Below are entries to return in full. Keep each one exact.

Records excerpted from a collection
──────────

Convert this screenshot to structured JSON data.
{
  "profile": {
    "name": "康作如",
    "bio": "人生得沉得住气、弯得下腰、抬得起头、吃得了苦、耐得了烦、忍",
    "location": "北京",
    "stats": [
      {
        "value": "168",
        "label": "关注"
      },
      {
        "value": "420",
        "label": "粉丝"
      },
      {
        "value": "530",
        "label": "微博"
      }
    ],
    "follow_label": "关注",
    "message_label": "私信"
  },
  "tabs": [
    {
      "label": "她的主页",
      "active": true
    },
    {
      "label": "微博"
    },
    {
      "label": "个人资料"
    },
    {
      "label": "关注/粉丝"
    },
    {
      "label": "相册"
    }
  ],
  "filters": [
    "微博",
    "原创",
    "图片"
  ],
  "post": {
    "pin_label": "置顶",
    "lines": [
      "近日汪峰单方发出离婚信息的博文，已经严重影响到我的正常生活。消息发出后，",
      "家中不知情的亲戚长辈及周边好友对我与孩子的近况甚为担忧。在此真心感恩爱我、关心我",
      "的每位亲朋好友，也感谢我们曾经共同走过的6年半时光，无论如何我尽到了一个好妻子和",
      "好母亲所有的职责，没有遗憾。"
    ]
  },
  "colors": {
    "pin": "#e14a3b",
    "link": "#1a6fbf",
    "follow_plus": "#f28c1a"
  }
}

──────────

» **Answer**:
Convert this screenshot to structured JSON data.
{
  "profile": {
    "name": "康作如",
    "bio": "人生得沉得住气、弯得下腰、抬得起头、吃得了苦、耐得了烦、忍",
    "location": "北京",
    "stats": [
      {
        "value": "168",
        "label": "关注"
      },
      {
        "value": "420",
        "label": "粉丝"
      },
      {
        "value": "530",
        "label": "微博"
      }
    ],
    "follow_label": "关注",
    "message_label": "私信"
  },
  "tabs": [
    {
      "label": "她的主页",
      "active": true
    },
    {
      "label": "微博"
    },
    {
      "label": "个人资料"
    },
    {
      "label": "关注/粉丝"
    },
    {
      "label": "相册"
    }
  ],
  "filters": [
    "微博",
    "原创",
    "图片"
  ],
  "post": {
    "pin_label": "置顶",
    "lines": [
      "近日汪峰单方发出离婚信息的博文，已经严重影响到我的正常生活。消息发出后，",
      "家中不知情的亲戚长辈及周边好友对我与孩子的近况甚为担忧。在此真心感恩爱我、关心我",
      "的每位亲朋好友，也感谢我们曾经共同走过的6年半时光，无论如何我尽到了一个好妻子和",
      "好母亲所有的职责，没有遗憾。"
    ]
  },
  "colors": {
    "pin": "#e14a3b",
    "link": "#1a6fbf",
    "follow_plus": "#f28c1a"
  }
}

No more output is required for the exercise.